Usually, they squabbled about money. Often, one friend told investigators, Calderin would find him watching pornography. She also discovered that he was picking up women through the Internet.
“He was very aggressive. He would hit her. They were always fighting,” her friend Lourdes Guerra told detectives. “He would very frequently give her bruises, black eyes.”
About seven years ago, Guerra told police, she saw Maqueira grab her by the hair and throw her to the ground.
“She told me one time that he said if he ever saw her with another man, he was going to kill her,’’ Guerra said.
Though her husband was never arrested, Calderin complained to the courts. Twice, in 1996 and again in 2009, Calderin alleged domestic violence and sought a restraining order against him, records show.
Still, she continually accepted him back. Calderin often left for days at a time, sometimes staying at shelters for battered women. Finally in July 2012, after meeting another man at a South Miami-Dade supermarket, Calderin left the home and filed for divorce and a restraining order.
For his part, Maqueira later told police, he had no idea why Calderin left “because she was treated like a princess,” adding “she was lazy and only cared about shopping.” Her friends told police he “brainwashed” his two youngest children, portraying her as a drunk.
Miami-Dade police say her departure roiled Maqueira. He began stalking her aggressively. One of Calderin’s friends said Maqueira sent angry texts, such as “die whore.” Employees at Floyd Elementary told police they frequently saw Maqueira parked across the street in his black Mercedes Benz, watching her.

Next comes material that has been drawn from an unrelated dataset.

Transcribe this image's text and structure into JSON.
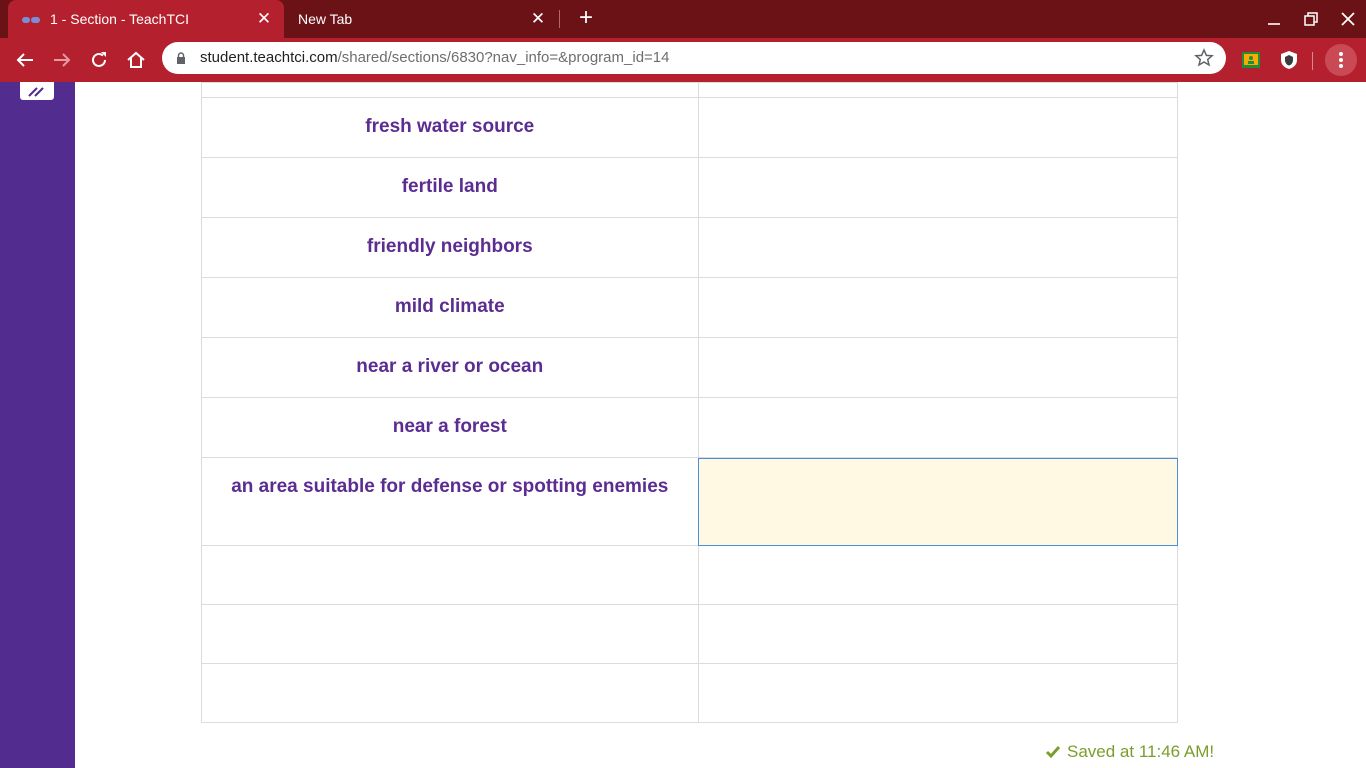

The conflict escalated in August 2012, when Maqueira found Calderin and new boyfriend Dagoberto Vasquez at a West Kendall Laundromat. Maqueira, with his two younger children in tow, harangued her for more than 20 minutes before Vasquez called police, he said. Maqueira left.
The same day, Calderin and Vasquez — who she had moved in with — drove to Islamorada to fish off a bridge. Vasquez, trying to hide a small container of fish he believed had exceeded the legal limit, kneeled down to hide the catch under the chassis of Calderin’s SUV. That’s when he noticed a GPS tracking device, planted by Maqueira underneath the car.
“It’s so easy,” Maqueira later bragged to police about using the device.
Later, Maqueira showed up at the elementary school, accompanied by their 15-year-old daughter. He tried to convince her to drop the divorce proceedings and return home. She refused.
The tense encounter in the parking lot left Calderin shaken and tearful, co-workers told police. Her supervisor allowed her to leave early, about 9:30 p.m. As she left, Calderin called Vasquez. They chatted briefly until something odd happened. “At 9:38, the call just dropped,” Vasquez told police.
She never came home.
For police detectives, Maqueira’s behavior after Calderin disappeared was baffling.
Maqueira got a television station to back off on a story about her disappearance, threatening to sue. He began flooding her friends with phone calls, bad mouthing the missing woman — at one point, even accosting her friend Guerra outside the police station, demanding to know what she had just told detectives.